Out of 16,836 deaths in total (6.9 per cent of total), there were 80 deaths in vegetarians (5.3 per cent) and 16,756 deaths (6.9 per cent) in others (which includes pesco-vegetarians and semi-vegetarians.)
After controlling for numerous other factors, such a smoking, obesity and underlying diseases such as cancer, hypertension and heart disease, the researchers found no evidence that any of the variations of vegetarian diets had a protective effect on early death.
For the study’s purposes, complete vegetarian was defined as people who never eat red meat, any meat, fish, poultry, seafood, pork or ham. Vegans were included as vegetarians; the researchers didn’t tease out vegans, or lacto-ovo vegetarians, separately. They also didn’t look at differences in the food content of the vegetarian diets, beyond the absence of meat, or how long people had been vegetarian.
Still, according to the authors, earlier studies linking vegetarian diets with lower death rates have been criticized for not being representative of the general population, including several involving Seventh-day Adventists.
They say a possible explanation for their findings of a “null” association is that the traditional vegetarian diet has undergone “a transition in recent years,” with plant foods and whole grains being replaced by soybean substitutes, refined carbohydrates high in sugar, and “highly processed snack and fast foods which bring dietary risk factors more in line with the ‘normal’ diet.”
“It’s important to note that the news is not that bad for vegetarians — they basically have much healthier lifestyle behaviours than non-vegetarians,” said co-author Seema Mihrshahi, a senior research fellow at the University of Sydney. Vegetarians were less likely to smoke, drink excessively, or be overweight or obese. They were also less likely to report having heart disease or cancer at the start of the study.
The work appears in the journal Preventive Medicine.
Caulfield, of the U of Alberta, said a longer follow up is needed. However, he said other studies have come to similar conclusions.
Vegetarians undeniably tend to be more health-conscious, he said. “They’re probably thinking about what they’re eating more than the rest of us. And, probably most important, they’re eating more fruits and vegetables.” Diets high in fruits and vegetables have been linked to lower risks of heart disease and other illnesses.

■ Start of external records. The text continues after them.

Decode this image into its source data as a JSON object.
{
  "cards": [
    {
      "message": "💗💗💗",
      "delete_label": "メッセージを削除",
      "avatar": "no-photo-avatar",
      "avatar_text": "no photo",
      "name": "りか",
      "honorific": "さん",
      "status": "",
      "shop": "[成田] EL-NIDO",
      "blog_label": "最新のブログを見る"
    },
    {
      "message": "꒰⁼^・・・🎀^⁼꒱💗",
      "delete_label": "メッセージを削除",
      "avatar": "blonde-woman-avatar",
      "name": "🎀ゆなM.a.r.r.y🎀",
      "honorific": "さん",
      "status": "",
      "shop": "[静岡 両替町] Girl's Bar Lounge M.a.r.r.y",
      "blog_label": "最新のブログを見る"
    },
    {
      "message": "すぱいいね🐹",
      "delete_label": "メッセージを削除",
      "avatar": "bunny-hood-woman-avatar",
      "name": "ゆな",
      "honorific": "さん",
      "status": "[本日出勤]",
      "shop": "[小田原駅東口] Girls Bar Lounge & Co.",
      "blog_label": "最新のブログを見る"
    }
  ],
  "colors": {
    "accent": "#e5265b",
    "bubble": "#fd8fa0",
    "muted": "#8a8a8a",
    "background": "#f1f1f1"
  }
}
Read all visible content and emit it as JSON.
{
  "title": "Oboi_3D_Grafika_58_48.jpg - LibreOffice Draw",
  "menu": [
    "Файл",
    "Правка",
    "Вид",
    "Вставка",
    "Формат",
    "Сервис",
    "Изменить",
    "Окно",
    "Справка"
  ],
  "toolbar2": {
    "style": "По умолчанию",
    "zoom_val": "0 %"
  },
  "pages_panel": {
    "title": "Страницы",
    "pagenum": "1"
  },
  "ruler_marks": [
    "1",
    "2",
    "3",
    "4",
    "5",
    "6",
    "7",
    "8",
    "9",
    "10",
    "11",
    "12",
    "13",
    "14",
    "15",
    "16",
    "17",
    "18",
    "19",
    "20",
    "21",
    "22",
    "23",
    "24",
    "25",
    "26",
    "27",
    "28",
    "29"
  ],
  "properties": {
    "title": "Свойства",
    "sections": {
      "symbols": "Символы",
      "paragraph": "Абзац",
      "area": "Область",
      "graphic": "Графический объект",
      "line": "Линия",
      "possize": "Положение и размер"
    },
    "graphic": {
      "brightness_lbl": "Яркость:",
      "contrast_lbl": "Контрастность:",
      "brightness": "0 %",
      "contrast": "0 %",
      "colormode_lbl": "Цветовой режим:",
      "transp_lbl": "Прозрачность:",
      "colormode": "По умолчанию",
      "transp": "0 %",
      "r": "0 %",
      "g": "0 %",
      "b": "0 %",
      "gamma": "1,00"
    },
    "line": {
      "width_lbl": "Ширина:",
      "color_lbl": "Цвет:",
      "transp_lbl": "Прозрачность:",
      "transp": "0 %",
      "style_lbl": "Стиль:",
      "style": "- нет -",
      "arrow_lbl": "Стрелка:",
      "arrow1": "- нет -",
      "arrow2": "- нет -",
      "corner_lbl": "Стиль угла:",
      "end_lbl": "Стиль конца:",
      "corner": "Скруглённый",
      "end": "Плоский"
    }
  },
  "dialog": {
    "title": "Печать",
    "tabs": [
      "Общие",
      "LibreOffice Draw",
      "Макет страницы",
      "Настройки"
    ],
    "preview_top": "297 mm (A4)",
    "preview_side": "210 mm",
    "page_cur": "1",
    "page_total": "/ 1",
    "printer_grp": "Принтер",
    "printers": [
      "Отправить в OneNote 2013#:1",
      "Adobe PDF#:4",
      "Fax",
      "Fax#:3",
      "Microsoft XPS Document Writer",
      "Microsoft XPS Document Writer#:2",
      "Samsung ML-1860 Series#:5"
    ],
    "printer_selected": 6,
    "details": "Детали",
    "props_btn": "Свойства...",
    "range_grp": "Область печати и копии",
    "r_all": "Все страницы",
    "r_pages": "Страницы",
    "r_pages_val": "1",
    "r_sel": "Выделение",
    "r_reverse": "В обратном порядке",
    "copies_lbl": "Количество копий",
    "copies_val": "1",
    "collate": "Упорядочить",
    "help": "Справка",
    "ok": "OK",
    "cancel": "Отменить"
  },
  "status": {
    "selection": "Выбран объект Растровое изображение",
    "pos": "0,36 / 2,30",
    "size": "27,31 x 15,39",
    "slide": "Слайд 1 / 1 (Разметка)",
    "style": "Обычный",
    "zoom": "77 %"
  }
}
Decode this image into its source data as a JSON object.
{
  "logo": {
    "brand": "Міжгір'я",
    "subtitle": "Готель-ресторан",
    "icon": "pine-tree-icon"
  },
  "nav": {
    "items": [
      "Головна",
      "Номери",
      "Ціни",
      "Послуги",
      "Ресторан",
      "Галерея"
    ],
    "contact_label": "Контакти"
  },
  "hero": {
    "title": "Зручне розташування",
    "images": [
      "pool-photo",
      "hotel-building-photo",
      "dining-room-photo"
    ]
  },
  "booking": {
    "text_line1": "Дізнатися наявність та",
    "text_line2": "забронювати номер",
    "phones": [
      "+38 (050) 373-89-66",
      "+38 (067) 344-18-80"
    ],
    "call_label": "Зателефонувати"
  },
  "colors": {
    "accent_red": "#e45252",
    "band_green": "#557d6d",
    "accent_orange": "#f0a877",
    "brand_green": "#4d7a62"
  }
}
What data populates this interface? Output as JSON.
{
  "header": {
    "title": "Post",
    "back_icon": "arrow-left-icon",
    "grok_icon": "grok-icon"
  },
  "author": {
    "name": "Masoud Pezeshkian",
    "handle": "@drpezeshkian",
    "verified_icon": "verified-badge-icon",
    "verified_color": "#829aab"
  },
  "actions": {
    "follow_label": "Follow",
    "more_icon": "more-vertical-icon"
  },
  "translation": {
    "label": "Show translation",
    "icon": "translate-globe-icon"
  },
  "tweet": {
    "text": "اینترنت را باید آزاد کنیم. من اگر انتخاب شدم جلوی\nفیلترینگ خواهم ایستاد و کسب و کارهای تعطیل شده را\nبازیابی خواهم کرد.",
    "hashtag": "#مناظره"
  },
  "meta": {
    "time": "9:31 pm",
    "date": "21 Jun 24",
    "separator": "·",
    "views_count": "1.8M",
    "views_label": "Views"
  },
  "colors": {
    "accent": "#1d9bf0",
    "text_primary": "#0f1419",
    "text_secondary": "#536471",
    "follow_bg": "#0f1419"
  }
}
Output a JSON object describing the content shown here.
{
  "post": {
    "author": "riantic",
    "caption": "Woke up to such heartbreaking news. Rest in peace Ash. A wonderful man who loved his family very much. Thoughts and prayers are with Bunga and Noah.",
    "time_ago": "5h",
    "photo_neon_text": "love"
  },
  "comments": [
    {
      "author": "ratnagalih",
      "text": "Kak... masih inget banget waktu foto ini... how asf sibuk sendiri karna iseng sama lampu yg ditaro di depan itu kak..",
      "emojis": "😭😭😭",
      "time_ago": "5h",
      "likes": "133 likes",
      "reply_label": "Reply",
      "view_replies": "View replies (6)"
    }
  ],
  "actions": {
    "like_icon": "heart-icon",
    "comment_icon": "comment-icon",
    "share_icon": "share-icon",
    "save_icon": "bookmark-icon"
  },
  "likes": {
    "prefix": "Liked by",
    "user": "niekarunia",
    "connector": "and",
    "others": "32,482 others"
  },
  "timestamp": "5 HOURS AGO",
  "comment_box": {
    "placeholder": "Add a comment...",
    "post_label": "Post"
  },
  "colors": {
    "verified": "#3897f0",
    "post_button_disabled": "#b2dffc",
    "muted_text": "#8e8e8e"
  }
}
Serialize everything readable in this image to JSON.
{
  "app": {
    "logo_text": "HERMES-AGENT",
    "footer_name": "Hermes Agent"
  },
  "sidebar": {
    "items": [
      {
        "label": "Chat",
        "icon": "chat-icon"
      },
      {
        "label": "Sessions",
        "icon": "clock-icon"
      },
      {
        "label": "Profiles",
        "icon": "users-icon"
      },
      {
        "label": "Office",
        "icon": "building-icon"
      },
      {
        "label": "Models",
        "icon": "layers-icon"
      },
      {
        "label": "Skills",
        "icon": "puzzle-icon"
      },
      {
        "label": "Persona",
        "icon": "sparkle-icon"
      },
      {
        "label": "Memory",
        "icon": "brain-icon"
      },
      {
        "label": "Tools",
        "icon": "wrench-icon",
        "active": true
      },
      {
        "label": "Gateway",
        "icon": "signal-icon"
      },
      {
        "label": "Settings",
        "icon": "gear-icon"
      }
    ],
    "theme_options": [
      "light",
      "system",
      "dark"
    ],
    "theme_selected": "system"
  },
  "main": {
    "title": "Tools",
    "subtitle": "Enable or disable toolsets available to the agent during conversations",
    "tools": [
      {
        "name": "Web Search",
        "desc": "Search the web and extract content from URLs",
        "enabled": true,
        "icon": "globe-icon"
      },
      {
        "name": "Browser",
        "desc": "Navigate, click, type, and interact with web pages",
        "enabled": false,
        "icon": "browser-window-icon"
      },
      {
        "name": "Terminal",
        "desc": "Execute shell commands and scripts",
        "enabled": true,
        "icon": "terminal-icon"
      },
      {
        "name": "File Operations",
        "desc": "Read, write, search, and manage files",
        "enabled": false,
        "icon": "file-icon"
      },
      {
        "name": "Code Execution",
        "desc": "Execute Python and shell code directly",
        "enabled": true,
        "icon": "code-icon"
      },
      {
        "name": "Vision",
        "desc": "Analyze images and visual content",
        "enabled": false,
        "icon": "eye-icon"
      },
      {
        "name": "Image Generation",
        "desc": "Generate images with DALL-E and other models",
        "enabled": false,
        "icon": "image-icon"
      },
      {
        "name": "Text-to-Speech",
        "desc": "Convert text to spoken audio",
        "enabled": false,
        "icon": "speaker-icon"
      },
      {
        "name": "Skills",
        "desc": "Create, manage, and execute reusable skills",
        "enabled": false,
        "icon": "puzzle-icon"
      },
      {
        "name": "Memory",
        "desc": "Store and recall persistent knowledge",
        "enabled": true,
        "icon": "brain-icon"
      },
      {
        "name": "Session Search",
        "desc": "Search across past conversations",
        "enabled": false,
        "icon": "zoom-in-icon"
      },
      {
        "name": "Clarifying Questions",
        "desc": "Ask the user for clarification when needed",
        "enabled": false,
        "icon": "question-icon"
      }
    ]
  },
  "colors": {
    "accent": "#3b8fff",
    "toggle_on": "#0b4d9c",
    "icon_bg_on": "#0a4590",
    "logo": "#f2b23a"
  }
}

“If being a vegetarian encourages you to eat better and it fits with your philosophy in life, that’s fantastic,” Caulfield said.
But he understands the bias. “It’s like that vegan joke — How can you tell someone’s a vegan? They’ll tell you.”
“It goes to sort of that cultural meaning of being a vegetarian that’s associated with a particular world view that some might find as being overly righteous, and being judgmental of your eating, particularly if they’re doing it for ideological reasons.”
He thinks that’s starting to erode, as vegetarianism becomes more “normalized.” According to a 2015 Vancouver Humane Society poll eight percent of Canadians identify as vegetarian or mostly vegetarian, and another 25 percent say they’re trying to eat less meat.
“The main thing is to find a healthy diet that you can maintain, forever,” Caulfield says. “That’s what’s going to have the biggest impact.”